Exercise directions -
Images aside, return all the entries exactly.

Extracted entries -
========================================

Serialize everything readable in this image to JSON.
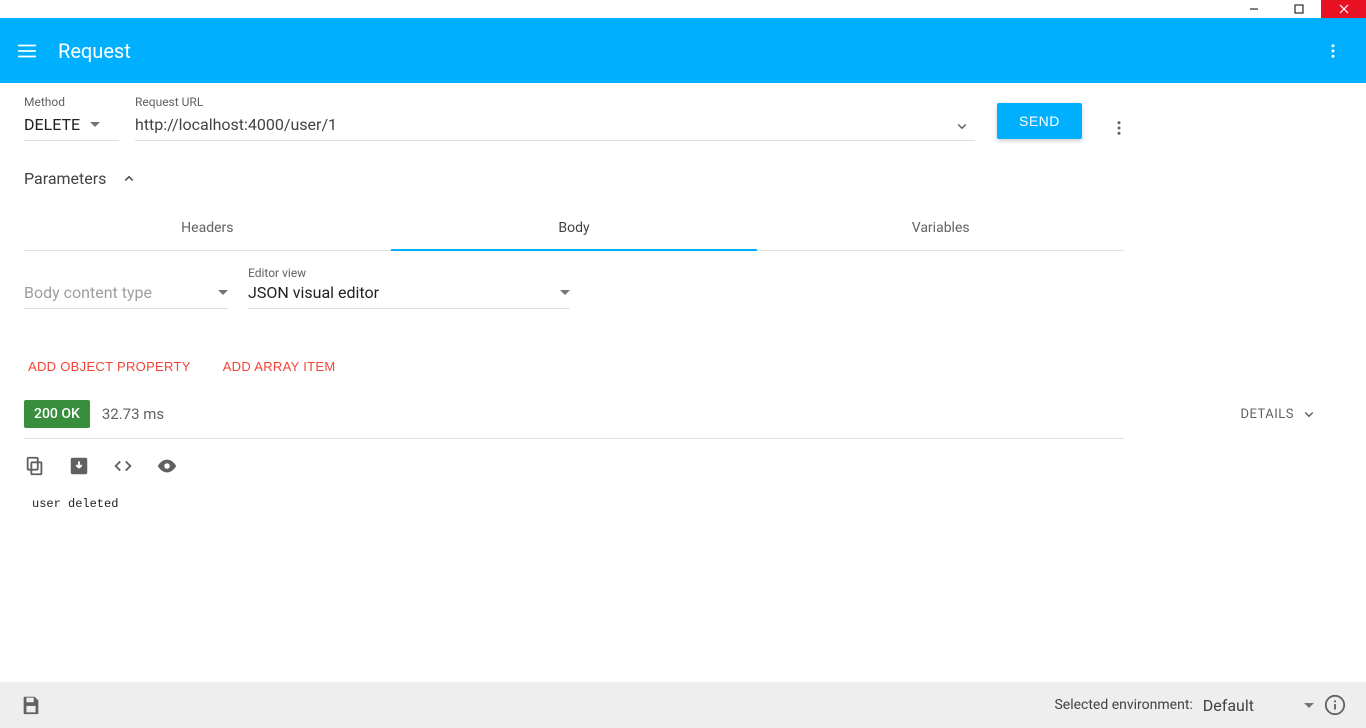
{
  "header": {
    "title": "Request"
  },
  "request": {
    "method_label": "Method",
    "method": "DELETE",
    "url_label": "Request URL",
    "url": "http://localhost:4000/user/1",
    "send_label": "SEND"
  },
  "parameters_label": "Parameters",
  "tabs": {
    "headers": "Headers",
    "body": "Body",
    "variables": "Variables",
    "active": "body"
  },
  "body_editor": {
    "content_type_placeholder": "Body content type",
    "editor_view_label": "Editor view",
    "editor_view_value": "JSON visual editor"
  },
  "json_actions": {
    "add_object": "ADD OBJECT PROPERTY",
    "add_array": "ADD ARRAY ITEM"
  },
  "response": {
    "status": "200 OK",
    "time": "32.73 ms",
    "details_label": "DETAILS",
    "body": "user deleted"
  },
  "footer": {
    "env_label": "Selected environment:",
    "env_value": "Default"
  }
}
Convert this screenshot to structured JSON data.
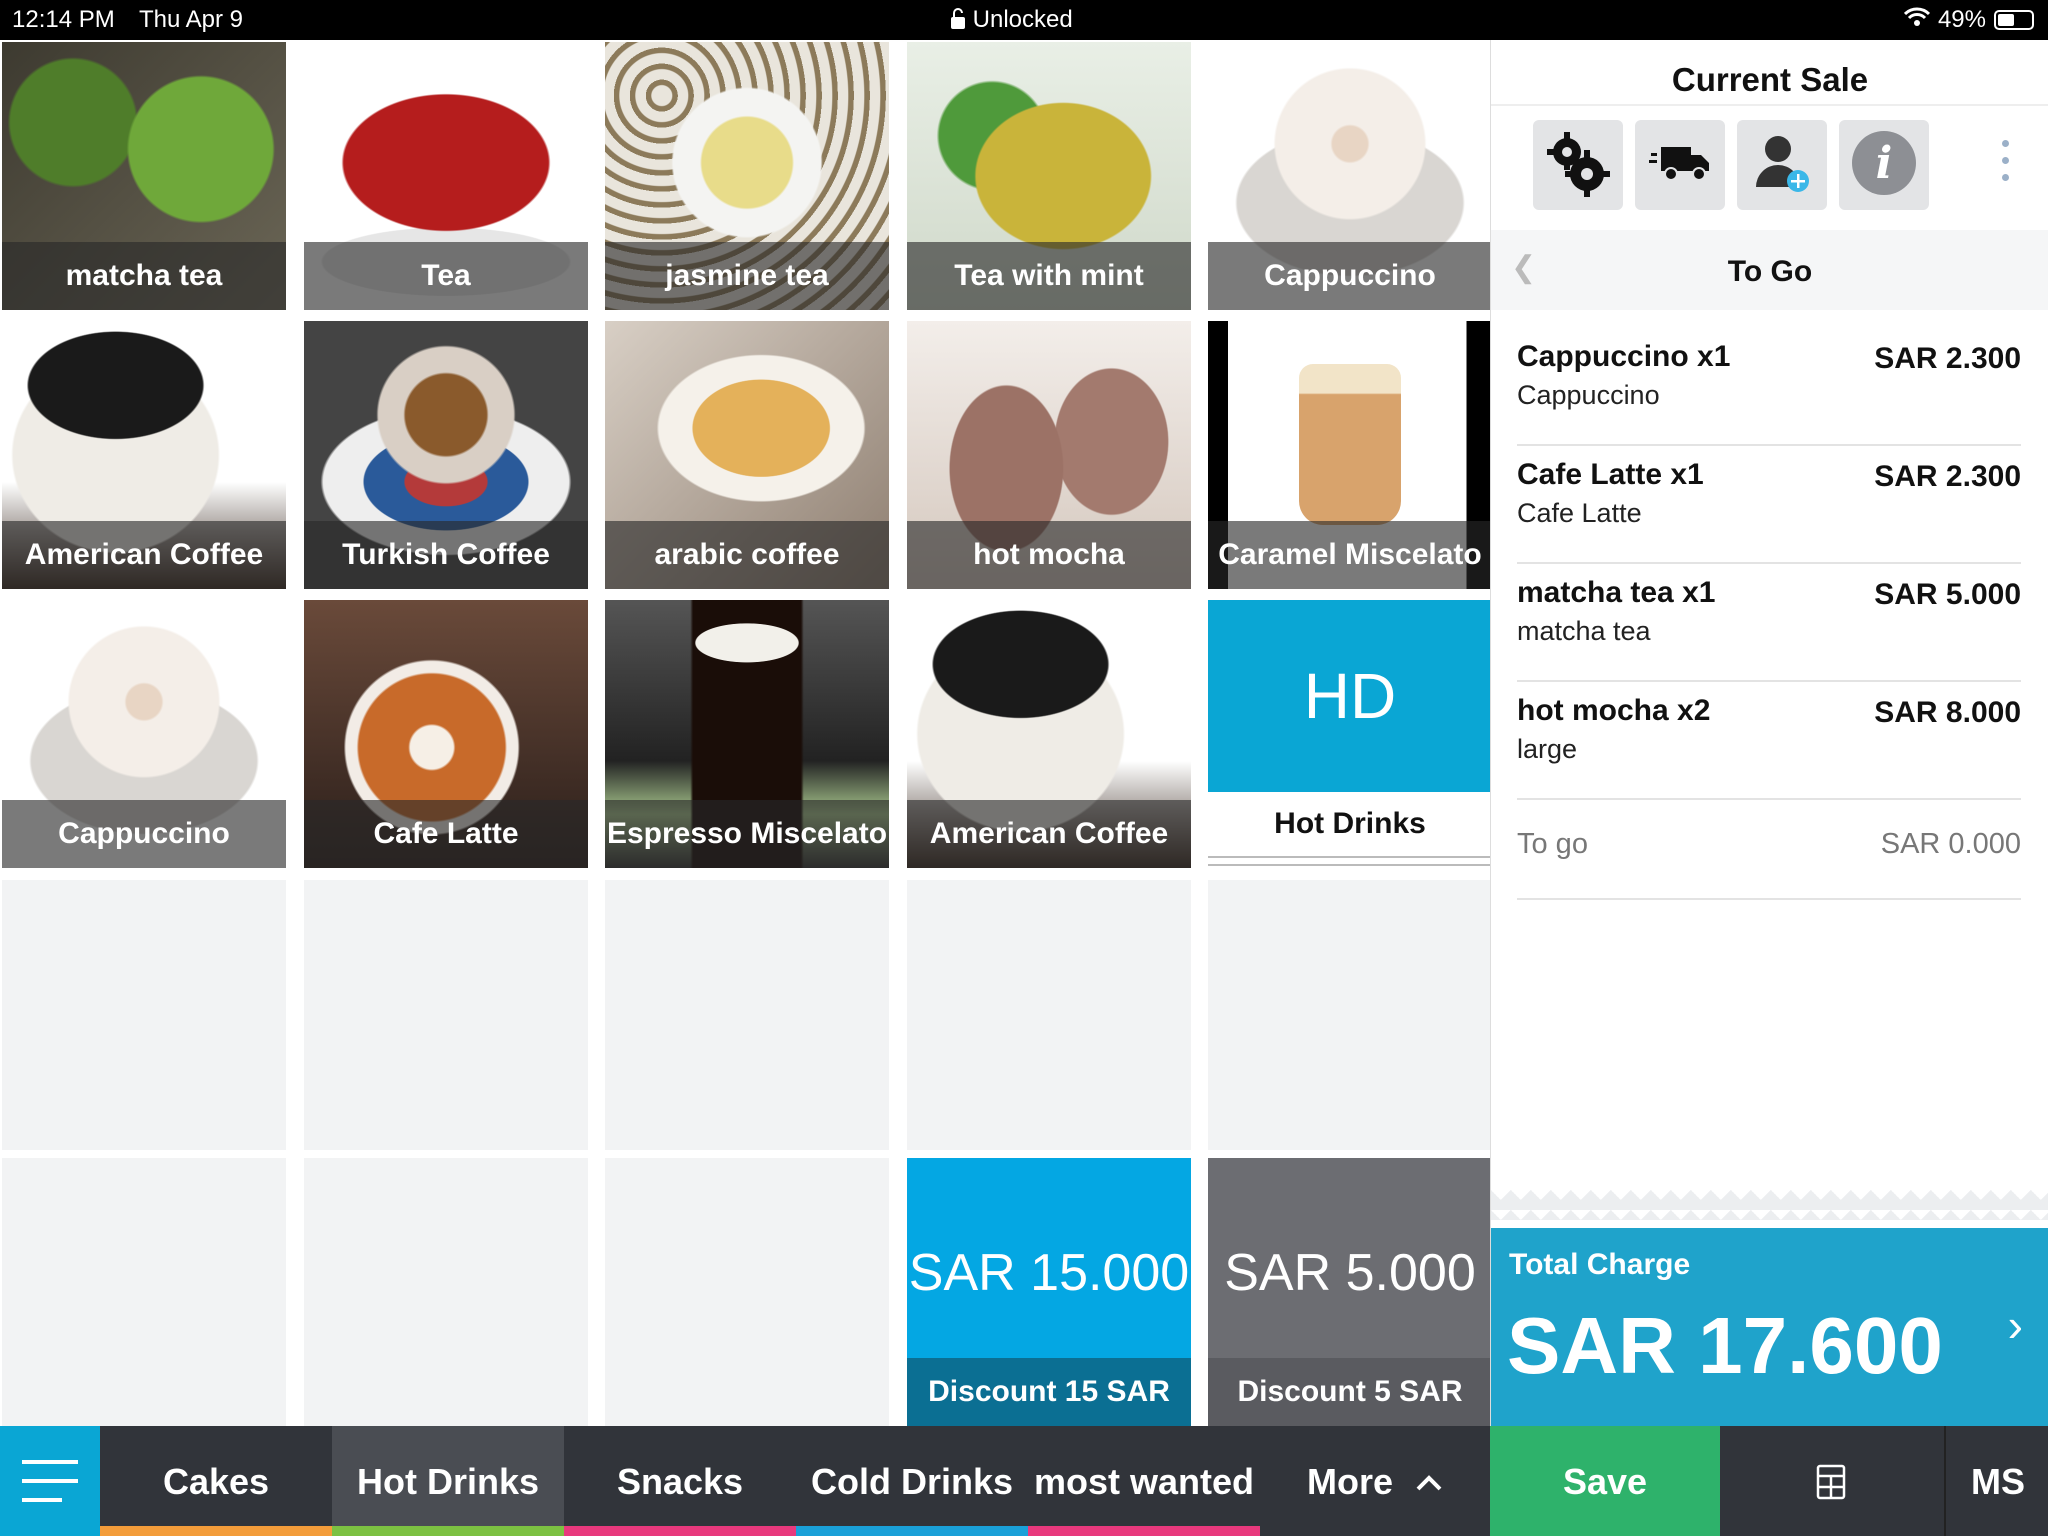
{
  "status_bar": {
    "time": "12:14 PM",
    "date": "Thu Apr 9",
    "lock_text": "Unlocked",
    "battery": "49%",
    "battery_level": 0.49,
    "icons": [
      "lock-icon",
      "wifi-icon",
      "battery-icon"
    ]
  },
  "products": [
    {
      "label": "matcha tea",
      "image": "matcha"
    },
    {
      "label": "Tea",
      "image": "tea"
    },
    {
      "label": "jasmine tea",
      "image": "jasmine"
    },
    {
      "label": "Tea with mint",
      "image": "mint"
    },
    {
      "label": "Cappuccino",
      "image": "cappu"
    },
    {
      "label": "American Coffee",
      "image": "american"
    },
    {
      "label": "Turkish Coffee",
      "image": "turkish"
    },
    {
      "label": "arabic coffee",
      "image": "arabic"
    },
    {
      "label": "hot mocha",
      "image": "mocha"
    },
    {
      "label": "Caramel Miscelato",
      "image": "caramel"
    },
    {
      "label": "Cappuccino",
      "image": "cappu"
    },
    {
      "label": "Cafe Latte",
      "image": "latte"
    },
    {
      "label": "Espresso Miscelato",
      "image": "espresso"
    },
    {
      "label": "American Coffee",
      "image": "american"
    }
  ],
  "category_tile": {
    "abbr": "HD",
    "label": "Hot Drinks",
    "color": "#0aa6d4"
  },
  "discounts": [
    {
      "amount": "SAR 15.000",
      "label": "Discount 15 SAR",
      "color": "#04a7e3",
      "label_color": "#0b6f93"
    },
    {
      "amount": "SAR 5.000",
      "label": "Discount 5 SAR",
      "color": "#6c6d72",
      "label_color": "#5a5b60"
    }
  ],
  "sale": {
    "title": "Current Sale",
    "actions": [
      "settings-gears-icon",
      "delivery-truck-icon",
      "add-customer-icon",
      "info-icon"
    ],
    "order_type": "To Go",
    "items": [
      {
        "name": "Cappuccino x1",
        "sub": "Cappuccino",
        "price": "SAR 2.300"
      },
      {
        "name": "Cafe Latte x1",
        "sub": "Cafe Latte",
        "price": "SAR 2.300"
      },
      {
        "name": "matcha tea x1",
        "sub": "matcha tea",
        "price": "SAR 5.000"
      },
      {
        "name": "hot mocha x2",
        "sub": "large",
        "price": "SAR 8.000"
      }
    ],
    "fee": {
      "name": "To go",
      "price": "SAR 0.000"
    },
    "total_label": "Total Charge",
    "total_value": "SAR 17.600"
  },
  "bottom_tabs": [
    {
      "label": "Cakes",
      "color": "#f39c3a"
    },
    {
      "label": "Hot Drinks",
      "color": "#7cc142",
      "active": true
    },
    {
      "label": "Snacks",
      "color": "#e8397d"
    },
    {
      "label": "Cold Drinks",
      "color": "#1aa0d8"
    },
    {
      "label": "most wanted",
      "color": "#e8397d"
    },
    {
      "label": "More",
      "color": ""
    }
  ],
  "footer": {
    "save_label": "Save",
    "ms_label": "MS"
  }
}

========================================

Task result -
Serialize everything readable in this image to JSON.
{
  "header": {
    "title": "Request"
  },
  "request": {
    "method_label": "Method",
    "method": "DELETE",
    "url_label": "Request URL",
    "url": "http://localhost:4000/user/1",
    "send_label": "SEND"
  },
  "parameters_label": "Parameters",
  "tabs": {
    "headers": "Headers",
    "body": "Body",
    "variables": "Variables",
    "active": "body"
  },
  "body_editor": {
    "content_type_placeholder": "Body content type",
    "editor_view_label": "Editor view",
    "editor_view_value": "JSON visual editor"
  },
  "json_actions": {
    "add_object": "ADD OBJECT PROPERTY",
    "add_array": "ADD ARRAY ITEM"
  },
  "response": {
    "status": "200 OK",
    "time": "32.73 ms",
    "details_label": "DETAILS",
    "body": "user deleted"
  },
  "footer": {
    "env_label": "Selected environment:",
    "env_value": "Default"
  }
}
Convert this screenshot to structured JSON data.
{
  "status_bar": {
    "time": "12:14 PM",
    "date": "Thu Apr 9",
    "lock_text": "Unlocked",
    "battery": "49%",
    "battery_level": 0.49,
    "icons": [
      "lock-icon",
      "wifi-icon",
      "battery-icon"
    ]
  },
  "products": [
    {
      "label": "matcha tea",
      "image": "matcha"
    },
    {
      "label": "Tea",
      "image": "tea"
    },
    {
      "label": "jasmine tea",
      "image": "jasmine"
    },
    {
      "label": "Tea with mint",
      "image": "mint"
    },
    {
      "label": "Cappuccino",
      "image": "cappu"
    },
    {
      "label": "American Coffee",
      "image": "american"
    },
    {
      "label": "Turkish Coffee",
      "image": "turkish"
    },
    {
      "label": "arabic coffee",
      "image": "arabic"
    },
    {
      "label": "hot mocha",
      "image": "mocha"
    },
    {
      "label": "Caramel Miscelato",
      "image": "caramel"
    },
    {
      "label": "Cappuccino",
      "image": "cappu"
    },
    {
      "label": "Cafe Latte",
      "image": "latte"
    },
    {
      "label": "Espresso Miscelato",
      "image": "espresso"
    },
    {
      "label": "American Coffee",
      "image": "american"
    }
  ],
  "category_tile": {
    "abbr": "HD",
    "label": "Hot Drinks",
    "color": "#0aa6d4"
  },
  "discounts": [
    {
      "amount": "SAR 15.000",
      "label": "Discount 15 SAR",
      "color": "#04a7e3",
      "label_color": "#0b6f93"
    },
    {
      "amount": "SAR 5.000",
      "label": "Discount 5 SAR",
      "color": "#6c6d72",
      "label_color": "#5a5b60"
    }
  ],
  "sale": {
    "title": "Current Sale",
    "actions": [
      "settings-gears-icon",
      "delivery-truck-icon",
      "add-customer-icon",
      "info-icon"
    ],
    "order_type": "To Go",
    "items": [
      {
        "name": "Cappuccino x1",
        "sub": "Cappuccino",
        "price": "SAR 2.300"
      },
      {
        "name": "Cafe Latte x1",
        "sub": "Cafe Latte",
        "price": "SAR 2.300"
      },
      {
        "name": "matcha tea x1",
        "sub": "matcha tea",
        "price": "SAR 5.000"
      },
      {
        "name": "hot mocha x2",
        "sub": "large",
        "price": "SAR 8.000"
      }
    ],
    "fee": {
      "name": "To go",
      "price": "SAR 0.000"
    },
    "total_label": "Total Charge",
    "total_value": "SAR 17.600"
  },
  "bottom_tabs": [
    {
      "label": "Cakes",
      "color": "#f39c3a"
    },
    {
      "label": "Hot Drinks",
      "color": "#7cc142",
      "active": true
    },
    {
      "label": "Snacks",
      "color": "#e8397d"
    },
    {
      "label": "Cold Drinks",
      "color": "#1aa0d8"
    },
    {
      "label": "most wanted",
      "color": "#e8397d"
    },
    {
      "label": "More",
      "color": ""
    }
  ],
  "footer": {
    "save_label": "Save",
    "ms_label": "MS"
  }
}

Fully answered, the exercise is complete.